How big a deal is the trigger point?
For most variable-rate mortgage holders, hitting the trigger point could mean paying a couple of hundred extra dollars per month, Laird says.
This should be doable, he adds, given that all homebuyers from the past few years have been stress tested to rates of at least 5.25 per cent — a bar most variable-rate mortgages are still below even after Wednesday’s rate hike.
But in addition to rising interest rates, homeowners have had to factor decades-high levels of inflation into their monthly budgets for much of 2022, ratcheting up the pressure on many households at the same time they’re forced to stomach higher mortgage payments. Some might even be dealing with job losses or sudden costly health concerns.
As hard as it is to find the extra cash right now, Laird expects most households will prioritize making payments on a mortgage to keep the roof over their heads. He expects few defaults as a result of more Canadians hitting their trigger point as a result.
“Is it easy to find an extra $200 per month? Absolutely not,” he says. “But … any household is going to cut back on other things, even things that they think are very important before they get to that point where they default.”
RBCs Neil McLaughlin, group head of personal and commercial banking, said during the bank’s earnings call last month that fewer than 0.5 per cent of customers would require a phone call about trigger points.
‘More education’ about triggers needed
With the Bank of Canada signalling more hikes to come and more Canadians nearing those triggers, Laird says there “needs to be more education” about the concept. Other mortgage experts agree that understanding around the topic is sorely lacking.

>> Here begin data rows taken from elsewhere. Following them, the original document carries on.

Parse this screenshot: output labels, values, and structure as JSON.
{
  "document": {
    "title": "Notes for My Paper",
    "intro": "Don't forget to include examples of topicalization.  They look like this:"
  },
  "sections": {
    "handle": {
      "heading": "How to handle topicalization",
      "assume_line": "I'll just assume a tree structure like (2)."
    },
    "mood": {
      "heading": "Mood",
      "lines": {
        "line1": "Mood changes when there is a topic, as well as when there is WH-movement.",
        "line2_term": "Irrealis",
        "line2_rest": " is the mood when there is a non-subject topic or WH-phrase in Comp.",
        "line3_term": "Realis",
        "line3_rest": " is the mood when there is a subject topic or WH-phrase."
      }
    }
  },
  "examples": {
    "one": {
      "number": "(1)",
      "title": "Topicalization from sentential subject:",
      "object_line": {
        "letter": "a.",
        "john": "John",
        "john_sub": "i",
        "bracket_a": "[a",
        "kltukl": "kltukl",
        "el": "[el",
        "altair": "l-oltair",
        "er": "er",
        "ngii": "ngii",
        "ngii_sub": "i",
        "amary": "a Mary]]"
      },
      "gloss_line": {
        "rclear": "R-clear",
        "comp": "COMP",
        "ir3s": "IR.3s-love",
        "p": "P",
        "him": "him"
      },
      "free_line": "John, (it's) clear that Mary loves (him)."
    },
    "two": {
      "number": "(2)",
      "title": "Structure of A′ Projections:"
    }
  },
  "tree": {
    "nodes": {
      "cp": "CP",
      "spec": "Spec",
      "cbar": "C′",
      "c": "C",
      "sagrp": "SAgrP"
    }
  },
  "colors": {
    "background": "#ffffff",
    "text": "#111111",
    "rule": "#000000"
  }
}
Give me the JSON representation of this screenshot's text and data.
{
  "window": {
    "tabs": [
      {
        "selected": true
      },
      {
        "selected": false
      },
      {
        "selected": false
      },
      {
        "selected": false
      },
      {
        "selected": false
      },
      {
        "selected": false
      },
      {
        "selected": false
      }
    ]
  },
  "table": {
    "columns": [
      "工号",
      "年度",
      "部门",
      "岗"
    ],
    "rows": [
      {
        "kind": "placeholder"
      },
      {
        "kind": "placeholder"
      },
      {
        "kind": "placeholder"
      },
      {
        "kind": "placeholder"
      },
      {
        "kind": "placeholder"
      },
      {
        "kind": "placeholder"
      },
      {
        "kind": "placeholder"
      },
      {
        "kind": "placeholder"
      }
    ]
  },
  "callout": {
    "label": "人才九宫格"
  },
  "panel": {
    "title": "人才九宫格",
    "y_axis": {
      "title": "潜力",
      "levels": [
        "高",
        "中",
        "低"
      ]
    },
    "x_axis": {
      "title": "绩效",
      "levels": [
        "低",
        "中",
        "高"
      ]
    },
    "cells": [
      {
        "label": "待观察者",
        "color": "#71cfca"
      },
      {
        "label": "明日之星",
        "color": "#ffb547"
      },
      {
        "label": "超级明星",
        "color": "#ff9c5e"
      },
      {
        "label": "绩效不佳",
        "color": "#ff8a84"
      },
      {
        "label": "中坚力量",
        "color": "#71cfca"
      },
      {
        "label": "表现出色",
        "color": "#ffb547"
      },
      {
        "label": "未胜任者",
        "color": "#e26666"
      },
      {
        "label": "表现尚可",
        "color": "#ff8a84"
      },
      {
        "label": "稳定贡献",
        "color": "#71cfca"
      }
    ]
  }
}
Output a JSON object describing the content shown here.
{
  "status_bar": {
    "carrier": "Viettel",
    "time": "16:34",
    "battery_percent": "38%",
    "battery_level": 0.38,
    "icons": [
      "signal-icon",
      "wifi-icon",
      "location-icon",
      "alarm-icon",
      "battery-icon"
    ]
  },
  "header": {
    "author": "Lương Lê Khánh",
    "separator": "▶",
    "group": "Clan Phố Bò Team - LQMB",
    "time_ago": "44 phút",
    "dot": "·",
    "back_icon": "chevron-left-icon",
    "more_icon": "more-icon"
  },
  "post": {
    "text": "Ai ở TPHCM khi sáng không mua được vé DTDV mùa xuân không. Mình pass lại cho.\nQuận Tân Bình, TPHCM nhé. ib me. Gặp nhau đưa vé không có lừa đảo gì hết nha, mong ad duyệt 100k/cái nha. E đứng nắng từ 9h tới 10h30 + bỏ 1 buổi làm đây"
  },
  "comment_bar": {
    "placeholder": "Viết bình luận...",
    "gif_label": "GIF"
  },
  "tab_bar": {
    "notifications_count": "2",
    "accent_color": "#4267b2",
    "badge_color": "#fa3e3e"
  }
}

“I would say the overwhelming majority of Canadians never heard of a trigger rate before this year,” mortgage rate analyst Rob McLister tells Global News.
That’s a problem, he argues, as many Canadians were put into variable-rate mortgages “improperly” during the pandemic, when rock-bottom interest rates made these loans a temporarily cheap way into the market.
But as inflation began to rise last year, mortgage professionals should have been more cautious about putting some buyers into variable rates, knowing those low interest rates would almost certainly rise in short order.
“Putting all these pieces together, if you’re a professional mortgage advisor, there’s some people that just are not suited for a variable,” McLister says.
Trigger rates should not end up being a major “macroeconomic risk” for the Canadian housing market unless the global supply sees another significant hit that keeps inflation higher for longer, McLister argues.
“All it takes is one shock,” he says.